The Buddha’s wisdom is the lamp which brightens our life.
If we practice his teachings, our daily life will dramatically change.
Last month, we presented an episode in the life of Anathapindika, who devoted himself to the construction of the temple called Jetavana-vihara in Shakyamuni Buddha's era. The story teaches us about the spirit of giving, which comes first among the Six Paramitas (six good deeds that bring us happiness).Giving means doing kind acts such as offering money or materials, showing consideration, doing acts of service, or speaking kind words. He who gives to another bestows on himself. If you practice kindness, then good results (happiness) will surely appear to you. Shakyamuni Buddha teaches us the importance of our mindset when we practice giving through these words: "A poor person’s one light outshines a millionaire’s 10,000." If a rich person with abundant wealth donates many lamps, that is a very precious thing. No matter how wealthy people are, if they do not have deep ties with Buddhism, it is not possible for them to donate for Buddhism. However, Shakyamuni Buddha also says that a poor person’s one light is precious. What does he mean by this? This month, we present to you the original story that this saying came from.
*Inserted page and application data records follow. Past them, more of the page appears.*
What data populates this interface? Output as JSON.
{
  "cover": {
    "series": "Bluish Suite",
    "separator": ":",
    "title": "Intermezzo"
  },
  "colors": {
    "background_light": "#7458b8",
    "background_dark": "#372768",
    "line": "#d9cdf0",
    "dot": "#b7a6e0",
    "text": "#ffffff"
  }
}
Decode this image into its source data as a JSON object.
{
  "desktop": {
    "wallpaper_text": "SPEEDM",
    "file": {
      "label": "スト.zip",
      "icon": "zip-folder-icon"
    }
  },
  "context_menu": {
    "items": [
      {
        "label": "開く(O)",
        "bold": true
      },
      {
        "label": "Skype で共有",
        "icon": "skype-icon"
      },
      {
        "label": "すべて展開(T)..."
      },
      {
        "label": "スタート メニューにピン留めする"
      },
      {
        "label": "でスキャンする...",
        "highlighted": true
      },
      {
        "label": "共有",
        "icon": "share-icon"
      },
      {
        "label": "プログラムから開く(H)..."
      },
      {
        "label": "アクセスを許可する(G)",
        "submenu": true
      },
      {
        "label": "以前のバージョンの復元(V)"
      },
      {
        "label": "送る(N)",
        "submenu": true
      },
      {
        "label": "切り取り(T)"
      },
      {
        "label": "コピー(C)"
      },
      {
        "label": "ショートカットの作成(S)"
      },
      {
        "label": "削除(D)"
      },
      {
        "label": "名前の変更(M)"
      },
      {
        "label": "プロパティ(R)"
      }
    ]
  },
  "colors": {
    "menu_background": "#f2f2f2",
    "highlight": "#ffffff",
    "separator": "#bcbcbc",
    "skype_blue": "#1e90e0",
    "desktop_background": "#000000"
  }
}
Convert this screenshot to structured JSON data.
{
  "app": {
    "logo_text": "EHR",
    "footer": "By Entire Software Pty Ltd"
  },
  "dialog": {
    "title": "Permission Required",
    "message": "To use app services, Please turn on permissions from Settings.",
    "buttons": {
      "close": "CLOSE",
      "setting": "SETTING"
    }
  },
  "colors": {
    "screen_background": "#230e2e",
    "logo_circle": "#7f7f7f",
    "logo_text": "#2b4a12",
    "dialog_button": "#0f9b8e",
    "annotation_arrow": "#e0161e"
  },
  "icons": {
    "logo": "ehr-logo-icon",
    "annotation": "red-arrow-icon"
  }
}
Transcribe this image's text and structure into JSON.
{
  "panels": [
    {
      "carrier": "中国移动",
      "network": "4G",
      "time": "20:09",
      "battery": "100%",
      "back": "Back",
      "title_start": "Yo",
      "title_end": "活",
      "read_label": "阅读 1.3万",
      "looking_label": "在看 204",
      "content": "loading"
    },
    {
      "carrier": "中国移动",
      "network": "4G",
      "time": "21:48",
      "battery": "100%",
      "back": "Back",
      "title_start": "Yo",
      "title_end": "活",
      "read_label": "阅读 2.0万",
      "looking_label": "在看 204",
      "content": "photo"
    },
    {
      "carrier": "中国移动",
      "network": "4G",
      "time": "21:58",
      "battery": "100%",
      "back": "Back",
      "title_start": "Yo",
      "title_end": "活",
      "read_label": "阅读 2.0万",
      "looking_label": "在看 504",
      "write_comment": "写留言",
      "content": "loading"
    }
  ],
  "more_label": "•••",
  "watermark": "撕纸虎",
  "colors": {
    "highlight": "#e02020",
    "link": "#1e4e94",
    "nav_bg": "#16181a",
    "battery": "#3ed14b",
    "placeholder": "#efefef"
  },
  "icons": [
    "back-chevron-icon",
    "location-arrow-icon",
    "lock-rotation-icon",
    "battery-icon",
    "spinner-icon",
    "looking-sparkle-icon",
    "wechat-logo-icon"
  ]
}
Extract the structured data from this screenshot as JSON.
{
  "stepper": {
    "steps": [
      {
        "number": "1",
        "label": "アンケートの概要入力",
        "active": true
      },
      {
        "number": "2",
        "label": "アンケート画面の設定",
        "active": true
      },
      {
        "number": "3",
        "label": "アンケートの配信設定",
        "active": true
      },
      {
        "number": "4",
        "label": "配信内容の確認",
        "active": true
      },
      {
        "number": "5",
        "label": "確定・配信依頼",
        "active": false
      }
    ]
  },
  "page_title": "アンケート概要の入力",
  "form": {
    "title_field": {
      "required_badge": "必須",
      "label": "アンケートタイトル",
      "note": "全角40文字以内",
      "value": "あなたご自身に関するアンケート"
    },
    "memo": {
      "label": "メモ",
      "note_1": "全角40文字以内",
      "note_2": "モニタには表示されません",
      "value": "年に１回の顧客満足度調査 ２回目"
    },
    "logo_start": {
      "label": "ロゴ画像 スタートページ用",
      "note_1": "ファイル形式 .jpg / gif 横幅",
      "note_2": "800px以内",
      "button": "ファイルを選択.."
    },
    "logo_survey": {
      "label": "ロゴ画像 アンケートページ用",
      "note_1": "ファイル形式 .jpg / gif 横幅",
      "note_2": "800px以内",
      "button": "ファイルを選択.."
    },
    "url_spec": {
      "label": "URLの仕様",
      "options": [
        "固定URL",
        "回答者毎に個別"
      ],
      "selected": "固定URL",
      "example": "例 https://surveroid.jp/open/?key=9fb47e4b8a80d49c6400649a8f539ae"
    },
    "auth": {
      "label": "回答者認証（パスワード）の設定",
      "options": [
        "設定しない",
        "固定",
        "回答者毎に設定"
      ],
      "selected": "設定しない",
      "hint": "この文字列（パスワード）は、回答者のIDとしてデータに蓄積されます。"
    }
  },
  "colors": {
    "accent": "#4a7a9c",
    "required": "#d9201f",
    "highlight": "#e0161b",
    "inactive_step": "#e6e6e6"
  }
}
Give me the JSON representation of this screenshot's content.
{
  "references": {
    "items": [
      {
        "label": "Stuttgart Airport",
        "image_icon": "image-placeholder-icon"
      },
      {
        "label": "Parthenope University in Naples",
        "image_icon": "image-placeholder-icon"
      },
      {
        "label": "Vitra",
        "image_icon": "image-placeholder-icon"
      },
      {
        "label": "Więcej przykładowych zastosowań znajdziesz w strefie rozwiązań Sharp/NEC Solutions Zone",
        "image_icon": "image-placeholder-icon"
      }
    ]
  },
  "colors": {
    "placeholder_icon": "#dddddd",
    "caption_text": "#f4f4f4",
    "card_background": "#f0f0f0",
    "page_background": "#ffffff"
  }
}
During Shakyamuni Buddha’s time, there was a beggar woman called Nanda. One day she suddenly felt the urge to go and listen to a sermon by Shakyamuni Buddha. She saw many people donating lamps and so she too thought she wanted to offer a lamp to the temple. She spent all of the next day walking around begging. With the small amount of money she got from some kind people, she then visited an oil shop. Nanda asked the shopkeeper, “Please give me oil for one lamp.” He looked at the money she had and frowned. “I can't give you anything for that little money.” Nanda's heart sank, but still she pleaded and pleaded with the shopkeeper to give her something. However, he wouldn’t accept her appeal. Then she remembered that someone once praised her for the beauty of her hair. She swiftly cut off her beautiful hair right then and there. “I will give you this hair. Would you please give me oil?” she pleaded. The puzzled shopkeeper said, “It is said that a woman's hair is the essence of her beauty. Why do you need the oil that much?” She answered, “I want to donate a lamp to Shakyamuni Buddha by all means.” Impressed at this, the shopkeeper finally gave Nanda oil for one light.
Nanda begged the shopkeeper, “Please sell me oil for this hair…”
That night Nanda’s light was shining brightly among the thousands of lights at the site of Shakyamuni Buddha’s lecture. The next morning one of Shakyamuni's disciples, Maudgalyayana, was putting out the lamps when he came across one lamp which would not go out. Surprised, he asked Shakyamuni Buddha about it. He answered, “Indeed. That lamp was donated by a poor woman called Nanda. You completely lack the power to extinguish it. Even if all the water of the ocean was poured upon it, that lamp would keep on shining. Why is this? That is because it was given out of a precious will that is vaster than an ocean. It was donated out of a sincere wish to light the darkness of all people’s minds.”The saying “A poor person’s one light outshines a millionaire’s 10,000” teaches us that what is most important when we practice giving is what's in our hearts.